Work required: Look through the listing for the word "filters". Copy each line that has it.

Data shown:
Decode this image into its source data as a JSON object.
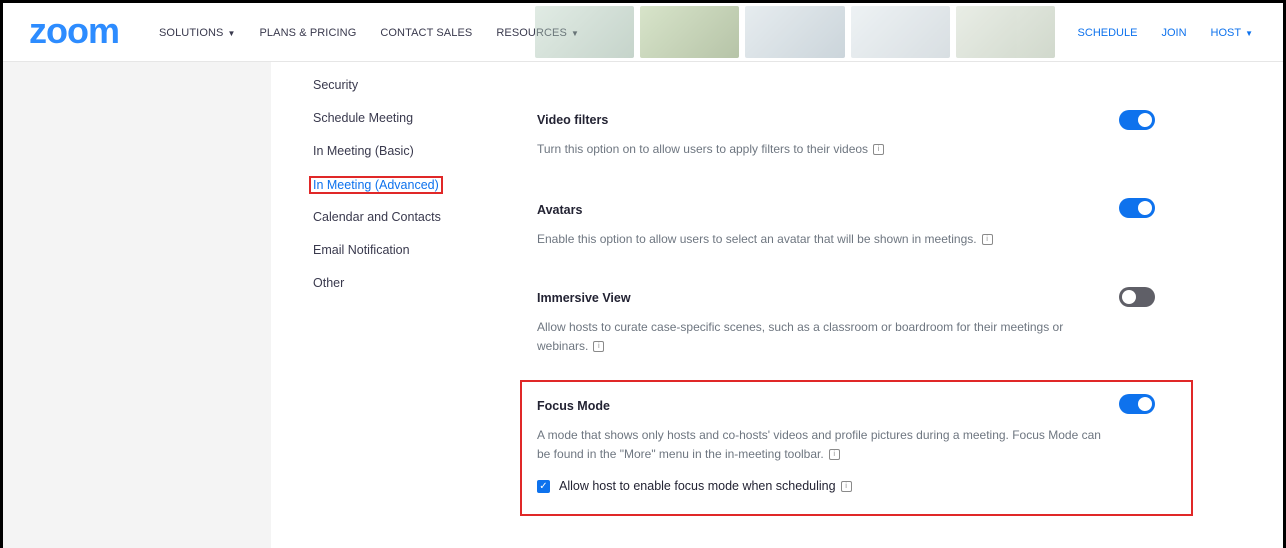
{
  "header": {
    "logo": "zoom",
    "nav": [
      {
        "label": "SOLUTIONS",
        "has_caret": true
      },
      {
        "label": "PLANS & PRICING",
        "has_caret": false
      },
      {
        "label": "CONTACT SALES",
        "has_caret": false
      },
      {
        "label": "RESOURCES",
        "has_caret": true
      }
    ],
    "right_nav": {
      "schedule": "SCHEDULE",
      "join": "JOIN",
      "host": "HOST"
    }
  },
  "subnav": [
    {
      "label": "Security"
    },
    {
      "label": "Schedule Meeting"
    },
    {
      "label": "In Meeting (Basic)"
    },
    {
      "label": "In Meeting (Advanced)",
      "active": true
    },
    {
      "label": "Calendar and Contacts"
    },
    {
      "label": "Email Notification"
    },
    {
      "label": "Other"
    }
  ],
  "settings": [
    {
      "title": "Video filters",
      "description": "Turn this option on to allow users to apply filters to their videos",
      "enabled": true
    },
    {
      "title": "Avatars",
      "description": "Enable this option to allow users to select an avatar that will be shown in meetings.",
      "enabled": true
    },
    {
      "title": "Immersive View",
      "description": "Allow hosts to curate case-specific scenes, such as a classroom or boardroom for their meetings or webinars.",
      "enabled": false
    },
    {
      "title": "Focus Mode",
      "description": "A mode that shows only hosts and co-hosts' videos and profile pictures during a meeting. Focus Mode can be found in the \"More\" menu in the in-meeting toolbar.",
      "enabled": true
    }
  ],
  "focus_option": {
    "label": "Allow host to enable focus mode when scheduling",
    "checked": true
  },
  "colors": {
    "brand": "#2D8CFF",
    "toggle_on": "#0E72ED",
    "toggle_off": "#5f5f67",
    "highlight": "#e02828"
  },
  "icons": {
    "info": "info-icon",
    "caret": "caret-down-icon",
    "check": "checkmark-icon"
  }
}
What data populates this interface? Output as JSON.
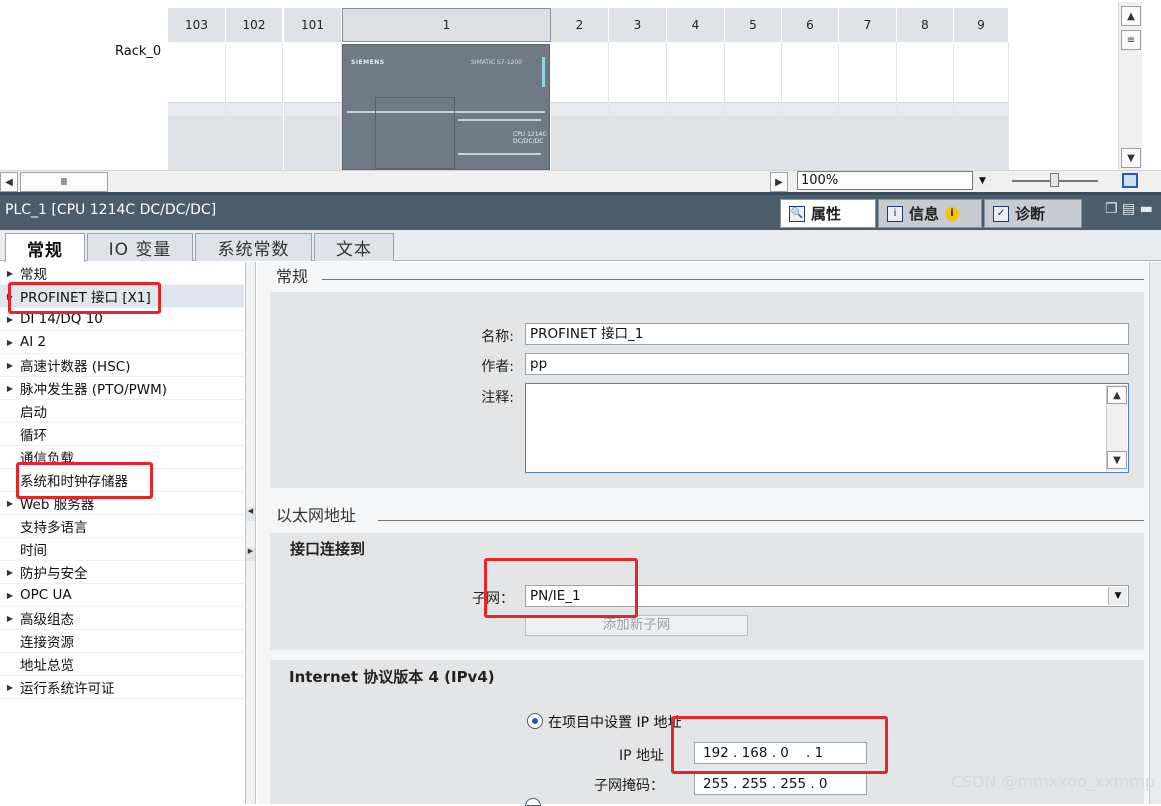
{
  "device_view": {
    "rack_label": "Rack_0",
    "slots": [
      "103",
      "102",
      "101",
      "1",
      "2",
      "3",
      "4",
      "5",
      "6",
      "7",
      "8",
      "9"
    ],
    "cpu": {
      "brand": "SIEMENS",
      "model": "SIMATIC S7-1200",
      "name_line1": "CPU 1214C",
      "name_line2": "DC/DC/DC"
    },
    "zoom": "100%"
  },
  "inspector": {
    "title": "PLC_1 [CPU 1214C DC/DC/DC]",
    "tabs": [
      {
        "label": "属性",
        "icon": "properties-icon"
      },
      {
        "label": "信息",
        "icon": "info-icon"
      },
      {
        "label": "诊断",
        "icon": "diagnostics-icon"
      }
    ],
    "subtabs": [
      "常规",
      "IO 变量",
      "系统常数",
      "文本"
    ]
  },
  "nav": {
    "items": [
      {
        "label": "常规",
        "caret": true
      },
      {
        "label": "PROFINET 接口 [X1]",
        "caret": true,
        "selected": true
      },
      {
        "label": "DI 14/DQ 10",
        "caret": true
      },
      {
        "label": "AI 2",
        "caret": true
      },
      {
        "label": "高速计数器 (HSC)",
        "caret": true
      },
      {
        "label": "脉冲发生器 (PTO/PWM)",
        "caret": true
      },
      {
        "label": "启动",
        "caret": false
      },
      {
        "label": "循环",
        "caret": false
      },
      {
        "label": "通信负载",
        "caret": false
      },
      {
        "label": "系统和时钟存储器",
        "caret": false
      },
      {
        "label": "Web 服务器",
        "caret": true
      },
      {
        "label": "支持多语言",
        "caret": false
      },
      {
        "label": "时间",
        "caret": false
      },
      {
        "label": "防护与安全",
        "caret": true
      },
      {
        "label": "OPC UA",
        "caret": true
      },
      {
        "label": "高级组态",
        "caret": true
      },
      {
        "label": "连接资源",
        "caret": false
      },
      {
        "label": "地址总览",
        "caret": false
      },
      {
        "label": "运行系统许可证",
        "caret": true
      }
    ]
  },
  "general": {
    "section": "常规",
    "name_label": "名称:",
    "name_value": "PROFINET 接口_1",
    "author_label": "作者:",
    "author_value": "pp",
    "comment_label": "注释:",
    "comment_value": ""
  },
  "ethernet": {
    "section": "以太网地址",
    "connect_title": "接口连接到",
    "subnet_label": "子网：",
    "subnet_value": "PN/IE_1",
    "add_subnet_button": "添加新子网",
    "ipv4_title": "Internet 协议版本 4 (IPv4)",
    "radio_set_ip": "在项目中设置 IP 地址",
    "ip_label": "IP 地址",
    "ip_value": "192 . 168 . 0    . 1",
    "mask_label": "子网掩码：",
    "mask_value": "255 . 255 . 255 . 0"
  },
  "watermark": "CSDN @mmxxoo_xxmmp",
  "colors": {
    "highlight": "#e8232a",
    "title_bar": "#4b5d6b",
    "accent": "#1f5fb0"
  }
}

Answer to the exercise:
      "title": "Video filters",
      "description": "Turn this option on to allow users to apply filters to their videos",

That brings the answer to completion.